Here are some records; copy every line that holds the word "button".

[Source data]
☆ ☆ ☆ ☆ ☆ ☆ ☆

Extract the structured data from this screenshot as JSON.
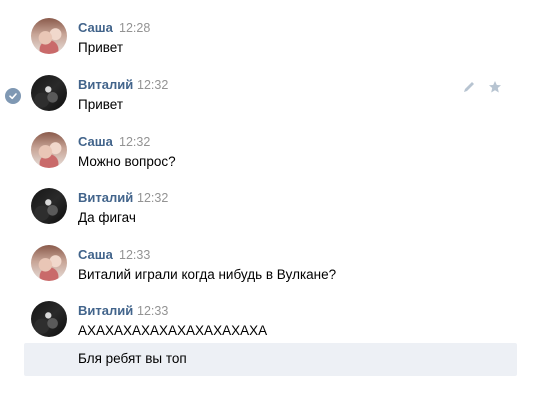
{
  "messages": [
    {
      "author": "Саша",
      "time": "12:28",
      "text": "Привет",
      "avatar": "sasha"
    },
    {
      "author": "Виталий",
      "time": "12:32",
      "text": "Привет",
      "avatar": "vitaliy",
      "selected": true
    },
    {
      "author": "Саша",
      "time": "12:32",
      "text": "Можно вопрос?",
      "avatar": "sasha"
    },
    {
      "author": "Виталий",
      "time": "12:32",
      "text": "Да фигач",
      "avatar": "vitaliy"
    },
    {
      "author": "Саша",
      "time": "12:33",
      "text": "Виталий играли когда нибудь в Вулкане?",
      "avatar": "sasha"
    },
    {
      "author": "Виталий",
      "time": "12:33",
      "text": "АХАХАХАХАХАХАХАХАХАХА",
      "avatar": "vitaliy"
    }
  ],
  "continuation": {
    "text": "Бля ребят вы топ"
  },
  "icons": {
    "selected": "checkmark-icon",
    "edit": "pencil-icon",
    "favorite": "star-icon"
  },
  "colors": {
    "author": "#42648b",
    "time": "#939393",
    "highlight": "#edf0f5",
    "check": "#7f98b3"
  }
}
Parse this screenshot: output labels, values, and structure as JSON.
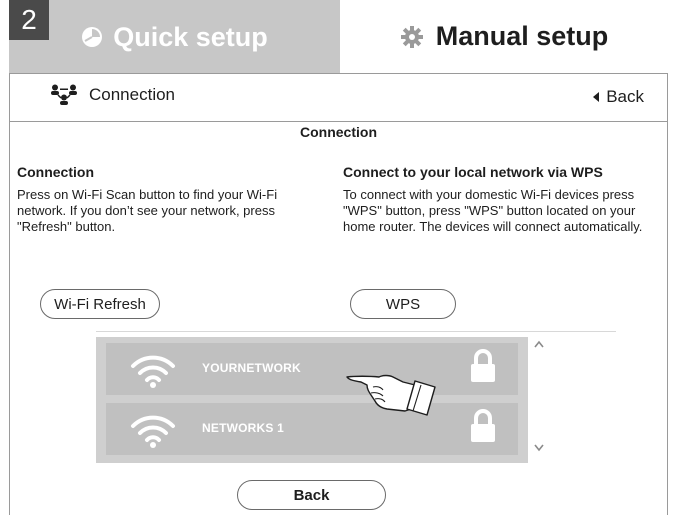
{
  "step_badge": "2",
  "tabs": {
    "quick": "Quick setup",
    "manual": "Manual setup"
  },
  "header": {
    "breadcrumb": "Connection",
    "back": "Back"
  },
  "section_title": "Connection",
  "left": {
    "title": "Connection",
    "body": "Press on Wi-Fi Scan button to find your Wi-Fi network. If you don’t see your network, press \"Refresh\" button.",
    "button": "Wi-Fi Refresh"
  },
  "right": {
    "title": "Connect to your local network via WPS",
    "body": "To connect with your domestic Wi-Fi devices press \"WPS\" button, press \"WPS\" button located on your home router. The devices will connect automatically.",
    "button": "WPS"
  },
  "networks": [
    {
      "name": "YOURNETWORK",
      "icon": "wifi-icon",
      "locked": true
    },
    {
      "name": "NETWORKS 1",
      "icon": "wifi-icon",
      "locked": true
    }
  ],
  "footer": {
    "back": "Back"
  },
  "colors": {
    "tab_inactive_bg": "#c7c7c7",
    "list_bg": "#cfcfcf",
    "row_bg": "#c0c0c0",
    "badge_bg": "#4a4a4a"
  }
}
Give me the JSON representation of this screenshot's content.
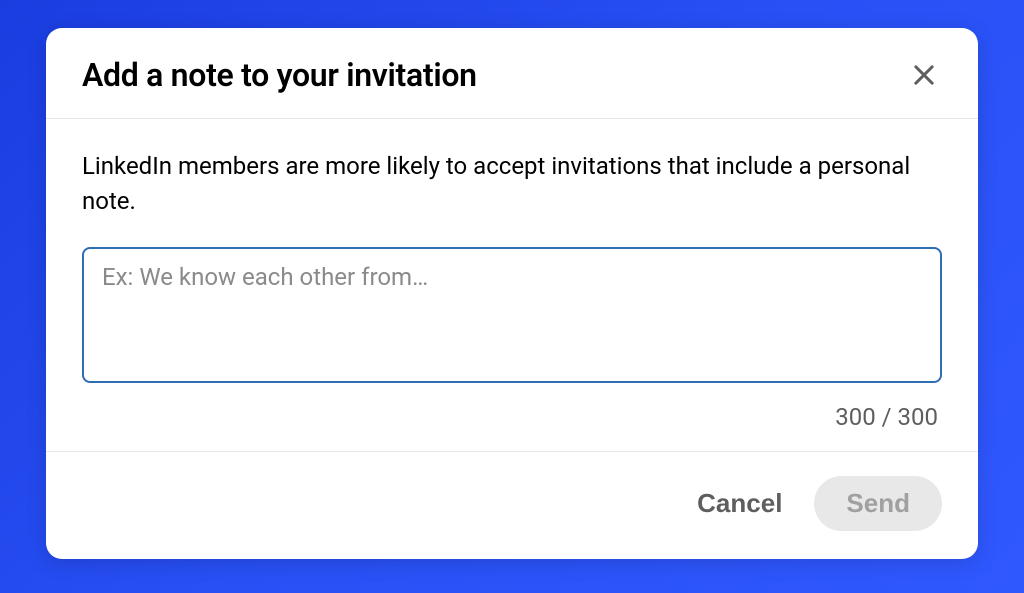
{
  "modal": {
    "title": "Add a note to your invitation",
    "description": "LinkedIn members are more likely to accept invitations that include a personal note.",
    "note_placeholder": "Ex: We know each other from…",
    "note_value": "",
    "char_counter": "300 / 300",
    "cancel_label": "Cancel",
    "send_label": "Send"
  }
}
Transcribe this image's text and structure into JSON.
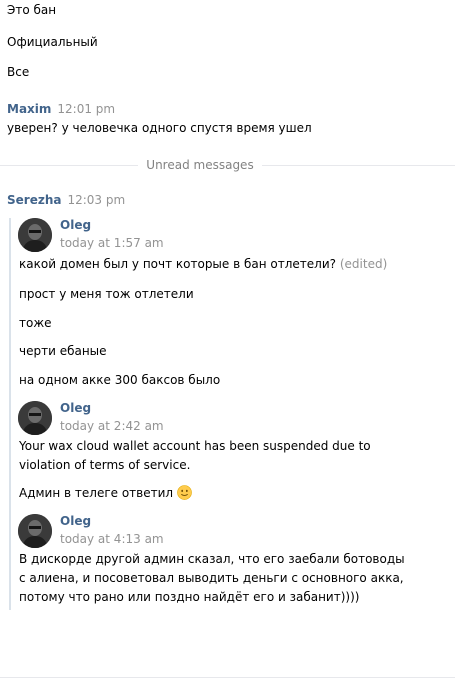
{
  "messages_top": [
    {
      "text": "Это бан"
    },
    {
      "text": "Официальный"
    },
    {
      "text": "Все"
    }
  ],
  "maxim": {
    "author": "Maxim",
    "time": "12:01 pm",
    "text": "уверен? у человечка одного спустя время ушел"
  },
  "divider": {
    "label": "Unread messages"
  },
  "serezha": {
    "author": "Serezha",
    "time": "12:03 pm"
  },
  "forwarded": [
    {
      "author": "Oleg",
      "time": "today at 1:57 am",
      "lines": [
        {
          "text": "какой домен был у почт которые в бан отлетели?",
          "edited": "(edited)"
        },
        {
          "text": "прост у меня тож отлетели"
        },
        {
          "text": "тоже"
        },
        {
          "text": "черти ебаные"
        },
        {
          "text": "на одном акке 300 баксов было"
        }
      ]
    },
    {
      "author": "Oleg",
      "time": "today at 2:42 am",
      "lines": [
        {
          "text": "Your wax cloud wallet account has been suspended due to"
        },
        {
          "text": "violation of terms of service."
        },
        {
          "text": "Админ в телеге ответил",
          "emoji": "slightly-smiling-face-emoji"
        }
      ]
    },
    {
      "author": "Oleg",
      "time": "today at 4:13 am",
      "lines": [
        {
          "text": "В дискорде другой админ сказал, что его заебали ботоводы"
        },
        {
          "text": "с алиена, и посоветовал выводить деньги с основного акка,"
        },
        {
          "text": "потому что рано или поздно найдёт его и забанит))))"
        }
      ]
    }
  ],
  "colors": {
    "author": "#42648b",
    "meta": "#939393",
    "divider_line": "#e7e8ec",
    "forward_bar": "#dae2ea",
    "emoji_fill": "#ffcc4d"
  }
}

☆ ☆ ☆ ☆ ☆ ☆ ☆

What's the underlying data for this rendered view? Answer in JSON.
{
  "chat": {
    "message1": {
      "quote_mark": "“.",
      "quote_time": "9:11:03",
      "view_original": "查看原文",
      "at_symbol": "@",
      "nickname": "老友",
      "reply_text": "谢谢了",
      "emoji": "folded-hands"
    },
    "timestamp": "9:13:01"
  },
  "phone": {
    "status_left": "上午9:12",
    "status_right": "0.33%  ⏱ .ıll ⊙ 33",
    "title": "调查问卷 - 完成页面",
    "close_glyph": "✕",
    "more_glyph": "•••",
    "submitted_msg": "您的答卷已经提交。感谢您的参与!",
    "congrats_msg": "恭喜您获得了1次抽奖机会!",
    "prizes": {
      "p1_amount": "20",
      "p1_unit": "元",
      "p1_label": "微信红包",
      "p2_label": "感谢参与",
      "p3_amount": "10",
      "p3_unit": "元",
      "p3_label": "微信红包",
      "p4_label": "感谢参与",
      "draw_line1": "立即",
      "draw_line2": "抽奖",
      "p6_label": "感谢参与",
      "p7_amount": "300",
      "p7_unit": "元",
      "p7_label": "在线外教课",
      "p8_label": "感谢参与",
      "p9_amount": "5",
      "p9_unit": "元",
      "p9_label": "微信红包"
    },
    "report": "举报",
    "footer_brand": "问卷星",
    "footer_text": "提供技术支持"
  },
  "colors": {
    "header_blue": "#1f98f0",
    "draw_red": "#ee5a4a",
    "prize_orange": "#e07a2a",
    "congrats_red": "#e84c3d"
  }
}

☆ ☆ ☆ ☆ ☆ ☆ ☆

▶ _Written response_:
    "body": "Press on Wi-Fi Scan button to find your Wi-Fi network. If you don’t see your network, press \"Refresh\" button.",
    "button": "Wi-Fi Refresh"
    "body": "To connect with your domestic Wi-Fi devices press \"WPS\" button, press \"WPS\" button located on your home router. The devices will connect automatically.",
    "button": "WPS"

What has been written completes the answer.